Volunteerism is another way to find fulfillment through a sense of connection and a way to give back to the community. LifePath relies on dedicated volunteers who positively change the lives of others. There is a wide range of options available, including delivering Meals on Wheels or assisting at a congregate dining center, visiting and advocating for residents in nursing facilities, leading a workshop in healthy living, transporting to medical appointments, or providing assistance with bill paying, understanding health insurance options, or completing fuel assistance applications. For those who prefer, there are options for working in our offices, acting as a consultant, or assisting with fundraising. Whatever the passion or skill set, there are opportunities available.

Whatever your age, or stage in life, consider ways you might connect, create, or contribute. Opportunities abound to become involved. Call LifePath to explore options at 413-773-5555 or 978-544-2259, or This email address is being protected from spambots. You need JavaScript enabled to view it.

Barbara Bodzin, LifePath Executive DirectorBarbara Bodzin, Executive Director

The Power of Language and the Negative Effects of “Elderspeak”

Talking down to older adults is not only disrespectful, it can be detrimental.
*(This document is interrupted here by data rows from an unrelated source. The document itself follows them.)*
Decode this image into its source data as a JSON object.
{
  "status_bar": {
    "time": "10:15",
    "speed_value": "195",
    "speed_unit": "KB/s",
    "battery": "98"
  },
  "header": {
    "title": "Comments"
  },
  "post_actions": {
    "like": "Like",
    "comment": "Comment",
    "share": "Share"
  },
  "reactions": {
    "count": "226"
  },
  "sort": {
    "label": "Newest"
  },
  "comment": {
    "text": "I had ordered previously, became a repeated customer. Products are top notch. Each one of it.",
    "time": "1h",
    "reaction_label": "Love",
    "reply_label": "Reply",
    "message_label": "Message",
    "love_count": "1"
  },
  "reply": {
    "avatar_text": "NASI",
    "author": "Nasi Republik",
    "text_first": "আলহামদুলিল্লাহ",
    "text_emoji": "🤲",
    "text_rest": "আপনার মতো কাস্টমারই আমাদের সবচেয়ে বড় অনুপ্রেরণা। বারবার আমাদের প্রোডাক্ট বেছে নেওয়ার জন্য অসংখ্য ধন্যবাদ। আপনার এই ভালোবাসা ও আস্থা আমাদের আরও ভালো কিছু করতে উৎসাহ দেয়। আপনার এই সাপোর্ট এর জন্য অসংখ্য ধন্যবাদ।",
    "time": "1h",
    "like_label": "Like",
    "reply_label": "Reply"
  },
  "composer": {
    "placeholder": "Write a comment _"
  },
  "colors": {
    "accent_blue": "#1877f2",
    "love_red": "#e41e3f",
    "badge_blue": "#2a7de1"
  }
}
“Elderspeak” occurs when an older adult is spoken to as if they are a child or a pet with limited understanding. This phenomenon is not uncommon in interactions with health care workers, service personnel, neighbors, or even family members. In a recent article in the Chicago Tribune, Anna I. Corwin, an anthropologist and professor at St. Mary’s College of California in Moraga, noted that elderspeak “sounds like baby talk or simplified speech” and is, in fact, a symptom of how older adults are often perceived.

According to Corwin, elderspeak includes characteristics including “a slower speech rate; exaggerated intonation; elevated pitch — raising your voice as if everything is a question; elevated volume; simplified vocabulary and reduced grammatical complexity; diminutives, like calling people ‘dear’ or ‘sweetie’; pronoun substitution like using the collective pronoun ‘we’; and lots of repetition.”

“Speaking to an elder should be no different than speaking to any other adult.”

“Americans tend to view and treat older adults as no longer productive in society. And that’s how we define personhood, as an adult who is a productive member of society,” Corwin said. Corwin’s insights were the result of a study of the linguistic communication that contributes to successful aging which included spending seven months in a Catholic convent infirmary where the nuns, noted for more successful aging than secular peers, did not engage in elderspeak. The caregivers instead used conversational tones, made jokes, told narratives, and essentially treated the care recipient as a “meaningful [person] whether they could understand them or not.”

According to Becca Levy, a researcher on a study on the effects of elderspeak at Yale University, the practice “sends a message that the (elder) is incompetent and begins a negative downward spiral for older adults who react with decreased self-esteem, depression and withdrawal.” Elderspeak has also been shown to increase the likelihood of challenging behaviors in those with dementia and is correlated with poorer health outcomes is general.

In its guide "Communicating With Older Adults," the Gerontological Society of America says you don't need to change your vocabulary to use simplified words. As a general rule, older adults maintain their existing vocabulary or continue to improve it. They have no greater problem understanding complicated words than do members of other age groups.

The solution is straightforward: speaking to an elder should be no different than speaking to any other adult. Word choices matter. Instead of ‘honey’ or ‘dear’, elders want to be addressed with a title and their last name: “Ms. Smith” or, with permission, by their first name. Often times people are unaware of behaviors and style of communication; taking time to reflect on speech will enhance and foster respectful and empowering relationships.